Black Saturday was an unprecedented tragedy and one that none of us ever want to see happen again.

The Royal Commission into the Black Saturday bushfires made, among others, eight recommendations focused on reducing the risk of fires related to electricity distribution infrastructure including more inspections, better hazard management plans, improved training and infrastructure upgrades.

Across Victoria, over $1bn has been spent to implement the recommendations from the Royal Commission.

No bushfires were started on Black Saturday by high voltage transmission lines.

The project proposes to build high voltage transmission lines between Sydenham and Bulgana, to provide reliable, affordable power to Victoria, and unlock greater renewable energy investment in Western Victoria.

Top of page

The recent storms and damage in June to the network have highlighted issues associated with above-ground infrastructure. Why is the WVTNP any different and what assurances can you provide that this will not happen?

The recent storms have been unprecedented in their magnitude and impacts to many Victorian communities. Underground assets have also been impacted by falling trees, landslides and erosion.

High voltage transmission infrastructure is designed and constructed to Australian Standards and to comply with Energy Safe Victoria requirements.

The WVTNP will be designed, constructed and operated to adhere to those strict requirements and to mitigate against the recent conditions we have seen in Victoria.

Top of page

Will the WVTNP be upgraded to be 500KV for the full length?

As part of the Environment Effects Statement (EES), Ausnet Services is investigating the option to increase the amount of energy unlocked in Western Victoria, by changing the voltage of the 220kV section from Bulgana to a new terminal station north of Ballarat to 500kV end to end. It has been identified in the Renewable Energy Zone Development Plan Directions Paper and is being actively considered by the Victorian Government.

If this option is progressed for this project, the terminal station to be located to the north of Ballarat may not be required for this project.

Until a decision is made on the 500kV uprate option, we will continue to progress the current 500kV/220kV project configuration.

Further information on the Renewable Energy Zone (REZ) priorities can be found on the DELWP Energy website - www.energy.vic.gov.au/renewable-energy/renewable-energy-zones

The REZ Development Plan Directions Paper can be found here.



Top of page

What are the health implications for living near electricity transmission?

Electric and magnetic fields, commonly known as EMFs, are both naturally occurring and found wherever there is electricity. Natural occurrences include from lightning, solar activity, and the earth itself.
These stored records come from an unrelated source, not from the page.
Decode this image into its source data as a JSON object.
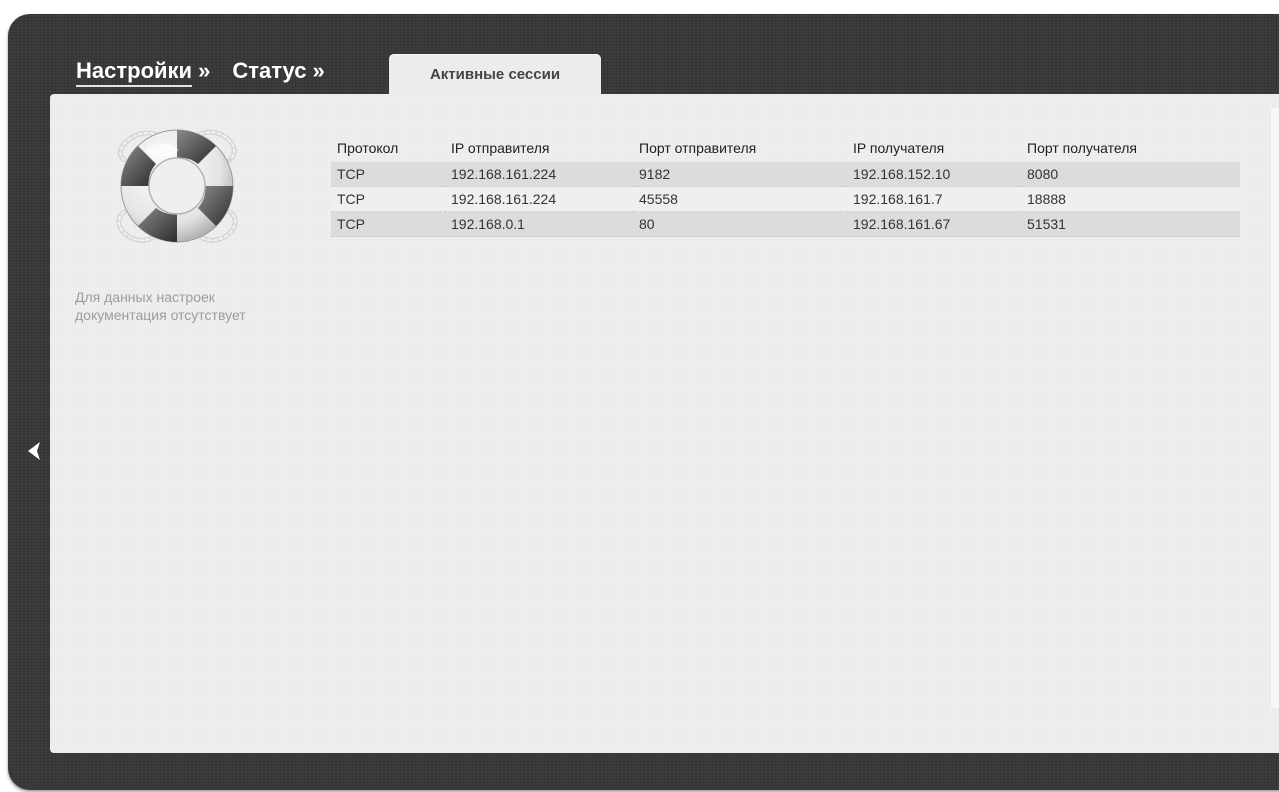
{
  "breadcrumb": {
    "settings": "Настройки",
    "sep1": "»",
    "status": "Статус",
    "sep2": "»"
  },
  "tab": {
    "label": "Активные сессии"
  },
  "help": {
    "icon": "lifebuoy-icon",
    "text": "Для данных настроек документация отсутствует"
  },
  "table": {
    "headers": [
      "Протокол",
      "IP отправителя",
      "Порт отправителя",
      "IP получателя",
      "Порт получателя"
    ],
    "rows": [
      [
        "TCP",
        "192.168.161.224",
        "9182",
        "192.168.152.10",
        "8080"
      ],
      [
        "TCP",
        "192.168.161.224",
        "45558",
        "192.168.161.7",
        "18888"
      ],
      [
        "TCP",
        "192.168.0.1",
        "80",
        "192.168.161.67",
        "51531"
      ]
    ]
  },
  "nav": {
    "back_icon": "chevron-left-icon"
  },
  "colors": {
    "frame": "#3b3b3b",
    "panel": "#efefef",
    "row_alt": "#dcdcdc",
    "help_text": "#9c9c9c"
  }
}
All living organisms produce EMFs. Wherever electricity is flowing or there is an electrical force, EMFs are produced.

Leading health authorities worldwide, such as the World Health Organisation, have found no evidence that confirms the existence of any health consequences from exposure to low-level electromagnetic fields, the type emitted from transmission lines.

The World Health Organisation (WHO) has advised that that:
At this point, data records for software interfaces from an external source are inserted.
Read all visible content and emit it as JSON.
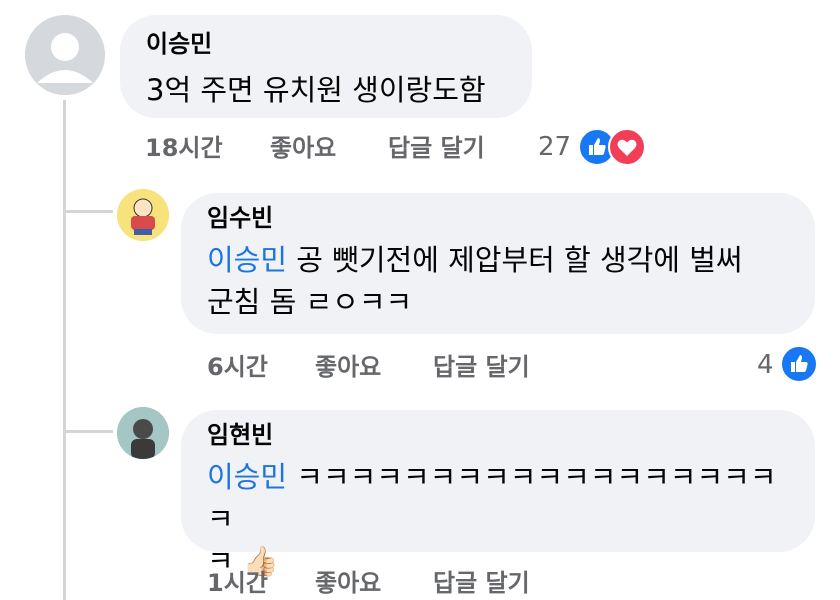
{
  "comments": [
    {
      "author": "이승민",
      "text": "3억 주면 유치원 생이랑도함",
      "time": "18시간",
      "like_label": "좋아요",
      "reply_label": "답글 달기",
      "reaction_count": "27",
      "reactions": [
        "like-icon",
        "love-icon"
      ]
    },
    {
      "author": "임수빈",
      "mention": "이승민",
      "text_line1": " 공 뺏기전에 제압부터 할 생각에 벌써",
      "text_line2": "군침 돔 ㄹㅇㅋㅋ",
      "time": "6시간",
      "like_label": "좋아요",
      "reply_label": "답글 달기",
      "reaction_count": "4",
      "reactions": [
        "like-icon"
      ]
    },
    {
      "author": "임현빈",
      "mention": "이승민",
      "text_line1": " ㅋㅋㅋㅋㅋㅋㅋㅋㅋㅋㅋㅋㅋㅋㅋㅋㅋㅋㅋ",
      "text_line2": "ㅋ",
      "emoji": "👍🏻",
      "time": "1시간",
      "like_label": "좋아요",
      "reply_label": "답글 달기"
    }
  ],
  "colors": {
    "like_blue": "#1877f2",
    "love_red": "#f33e58",
    "mention": "#1b74e4"
  }
}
  • “...current evidence does not confirm the existence of any health consequence from exposure to low level electromagnetic fields.”
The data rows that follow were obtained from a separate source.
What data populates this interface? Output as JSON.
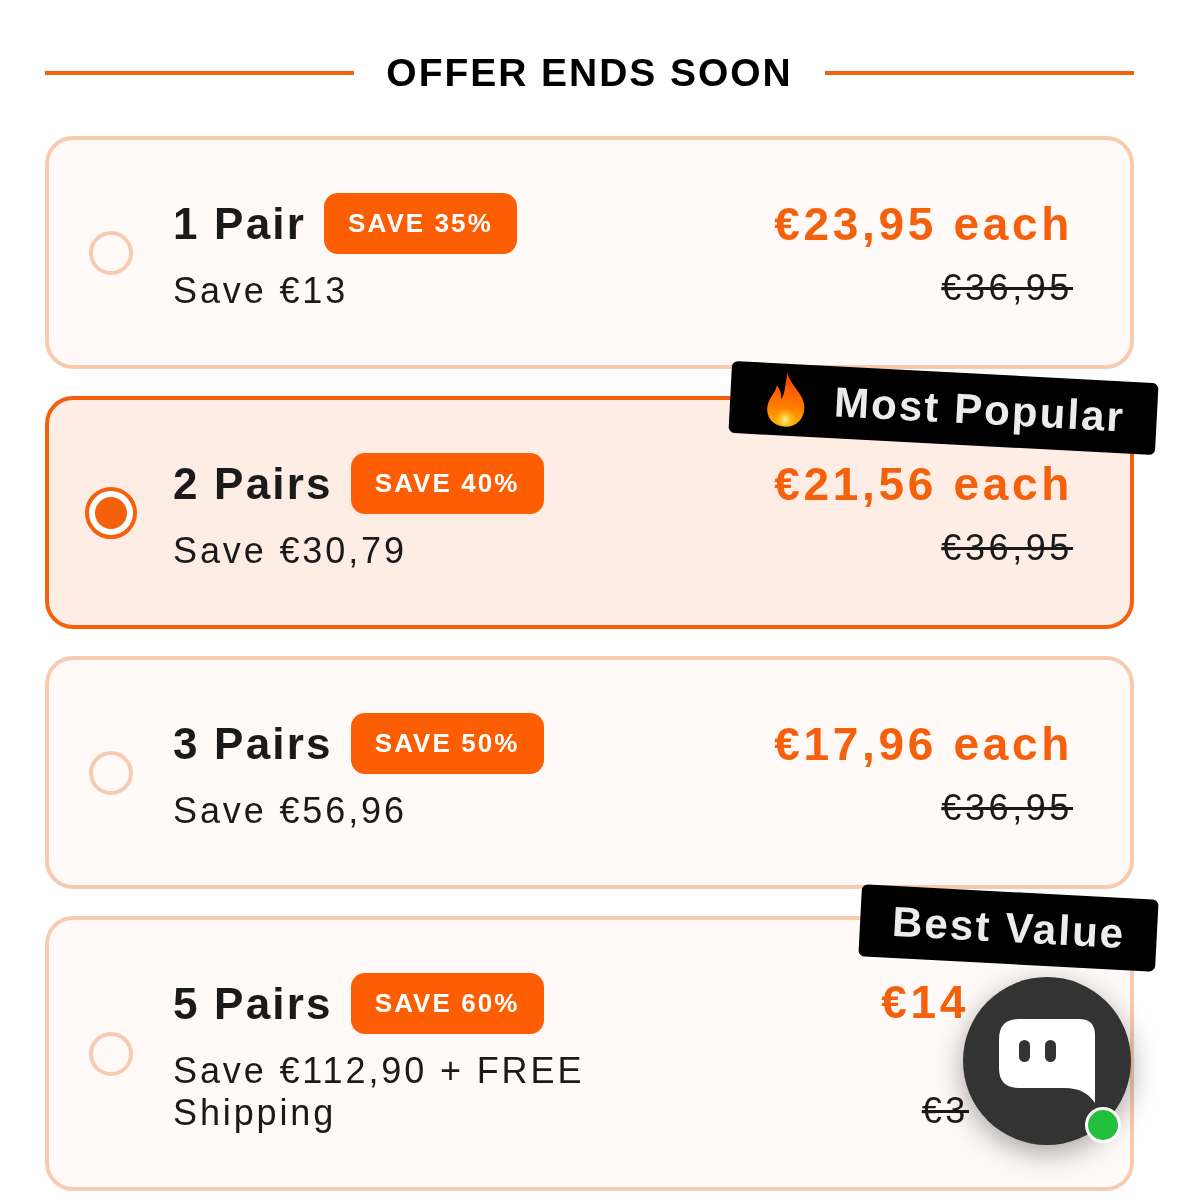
{
  "header": {
    "title": "OFFER ENDS SOON"
  },
  "options": [
    {
      "quantity": "1 Pair",
      "discount": "SAVE 35%",
      "savings": "Save €13",
      "price": "€23,95 each",
      "old_price": "€36,95",
      "selected": false
    },
    {
      "quantity": "2 Pairs",
      "discount": "SAVE 40%",
      "savings": "Save €30,79",
      "price": "€21,56 each",
      "old_price": "€36,95",
      "selected": true,
      "ribbon": {
        "kind": "popular",
        "label": "Most Popular"
      }
    },
    {
      "quantity": "3 Pairs",
      "discount": "SAVE 50%",
      "savings": "Save €56,96",
      "price": "€17,96 each",
      "old_price": "€36,95",
      "selected": false
    },
    {
      "quantity": "5 Pairs",
      "discount": "SAVE 60%",
      "savings": "Save €112,90 + FREE Shipping",
      "price": "€14",
      "old_price": "€3",
      "selected": false,
      "ribbon": {
        "kind": "value",
        "label": "Best Value"
      }
    }
  ],
  "chat_button": {
    "online": true
  }
}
In Australia, ARPANSA (Australian Radiation Protection and Nuclear Safety Agency) has advised that:

  • “The scientific evidence does not establish that exposure to the electric and magnetic fields found around the home, the office or near powerlines causes health effects.”
  • “There is no established evidence that the exposure to magnetic fields from powerlines, substations, transformers or other electrical sources, regardless of the proximity, causes any health effects.”

Top of page

Any other questions?

If you a landholder within the single corridor, your dedicated land liaison officer will be your main point of contact for all matters relating to your property. They will contact you to discuss access to your property, and to determine reasonable conditions of access that will minimise impact to you and your property where possible.

For interested community members, if you would like any further information about the project, please call 1300 360 795 or email info@westvictnp.com.au. To register for updates, visit westvictnp.com.au.

Top of page